Bookmark this page
Anne Rice: A Critical Companion
Table of contents

Table of contents

  • Title Page iii
  • Advisory Board vi
  • Contents vii
  • Series Foreword ix
  • 1 - The Life of Anne Rice 1
  • 2 - Supernatural Genres: Horror, Gothic, and Fantasy 9
  • 3 - (1976) 21
  • 4 - (1985) 43
  • 5 - (1988) 63
  • 6 - (1992) 83
  • 7 - (1995) 99
  • 8 - (1989) 115
  • 9 - (1990) 133
  • 10 - (1993) 151
  • 11 - (1994) 159
  • Bibliography 171
  • Index 187
  • About the Author 195
Settings

Settings

Typeface
Text size Smaller Larger Reset View mode
Search within

Search within this book

Look up

Look up a word

  • Dictionary
  • Thesaurus
Please submit a word or phrase above.
Print this page

Print this page

Why can't I print more than one page at a time?

Full screen
/ 195

matching results for page

Cited passage

Style
Citations are available only to our active members.
Sign up now to cite pages or passages in MLA, APA and Chicago citation styles.

"Portraying himself as an honest, ordinary person helped Lincoln identify with his audiences." (Einhorn, 1992, p. 25).
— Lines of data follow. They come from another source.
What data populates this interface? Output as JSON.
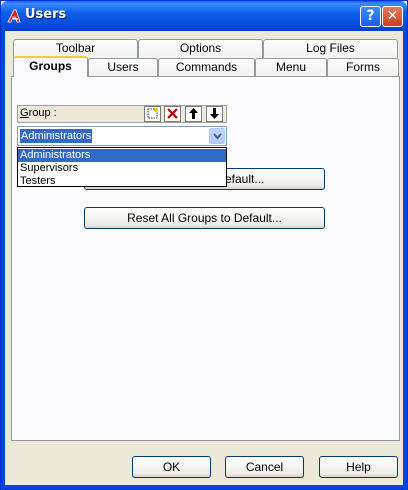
{
  "window": {
    "title": "Users",
    "help_label": "?",
    "close_label": "✕"
  },
  "tabs": {
    "row1": [
      {
        "label": "Toolbar"
      },
      {
        "label": "Options"
      },
      {
        "label": "Log Files"
      }
    ],
    "row2": [
      {
        "label": "Groups",
        "active": true
      },
      {
        "label": "Users"
      },
      {
        "label": "Commands"
      },
      {
        "label": "Menu"
      },
      {
        "label": "Forms"
      }
    ]
  },
  "groups_panel": {
    "group_label": "Group :",
    "toolbar_icons": [
      "new-icon",
      "delete-icon",
      "move-up-icon",
      "move-down-icon"
    ],
    "combo_value": "Administrators",
    "dropdown_options": [
      "Administrators",
      "Supervisors",
      "Testers"
    ],
    "reset_group_label": "...efault...",
    "reset_group_visible_text": "efault...",
    "reset_all_label": "Reset All Groups to Default..."
  },
  "footer": {
    "ok_label": "OK",
    "cancel_label": "Cancel",
    "help_label": "Help"
  },
  "colors": {
    "titlebar": "#0646d6",
    "selection": "#316ac5",
    "active_tab_accent": "#ffc73c",
    "dialog_bg": "#ece9d8"
  }
}
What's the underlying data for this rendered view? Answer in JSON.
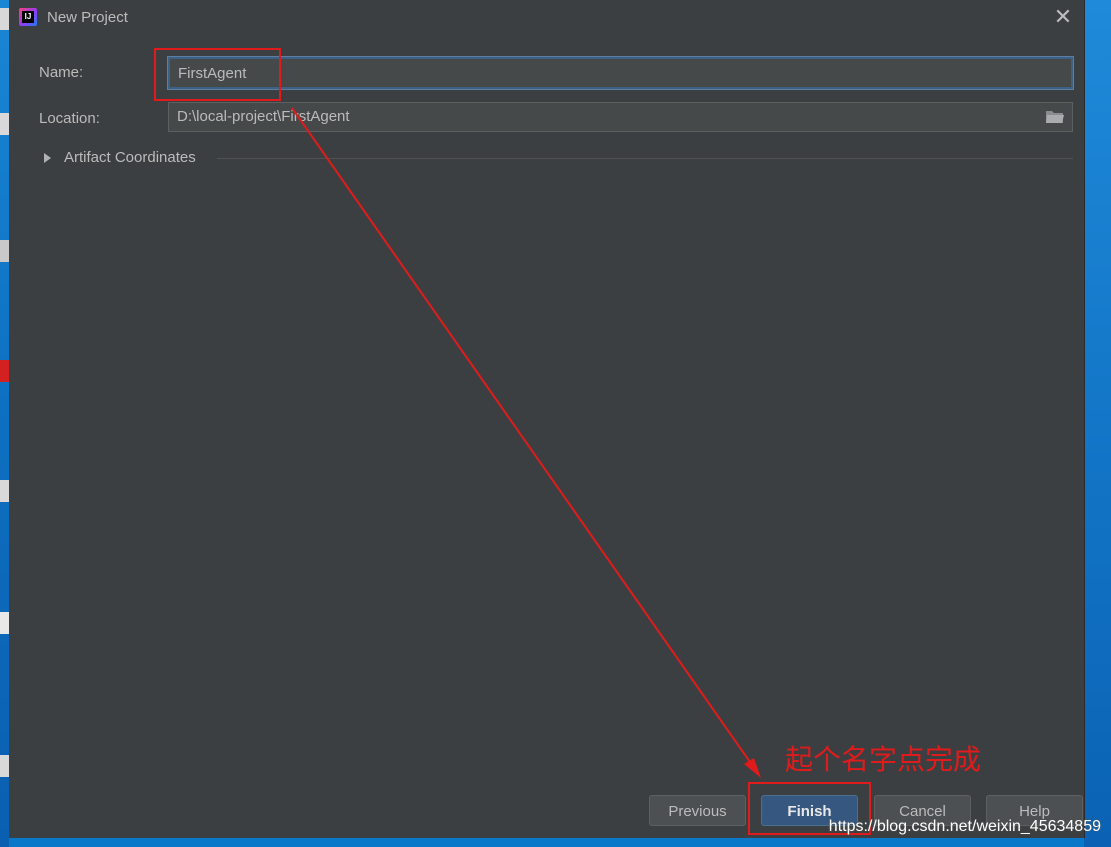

"Portraying himself as an honest, ordinary person helped Lincoln identify with his audiences." (Einhorn 25)

"Portraying himself as an honest, ordinary person helped Lincoln identify with his audiences."1

1. Lois J. Einhorn, Abraham Lincoln, the Orator: Penetrating the Lincoln Legend (Westport, CT: Greenwood Press, 1992), 25, http://www.questia.com/read/27419298.

Cited passage

Welcome to the new Questia Reader

The Questia Reader has been updated to provide you with an even better online reading experience.  It is now 100% Responsive, which means you can read our books and articles on any sized device you wish.  All of your favorite tools like notes, highlights, and citations are still here, but the way you select text has been updated to be easier to use, especially on touchscreen devices.  Here's how:

1. Click or tap the first word you want to select.
2. Click or tap the last word you want to select.

OK, got it!

Thanks for trying Questia!

Please continue trying out our research tools, but please note, full functionality is available only to our active members.

Your work will be lost once you leave this Web page.

For full access in an ad-free environment, sign up now for a FREE, 1-day trial.

Already a member? Log in now.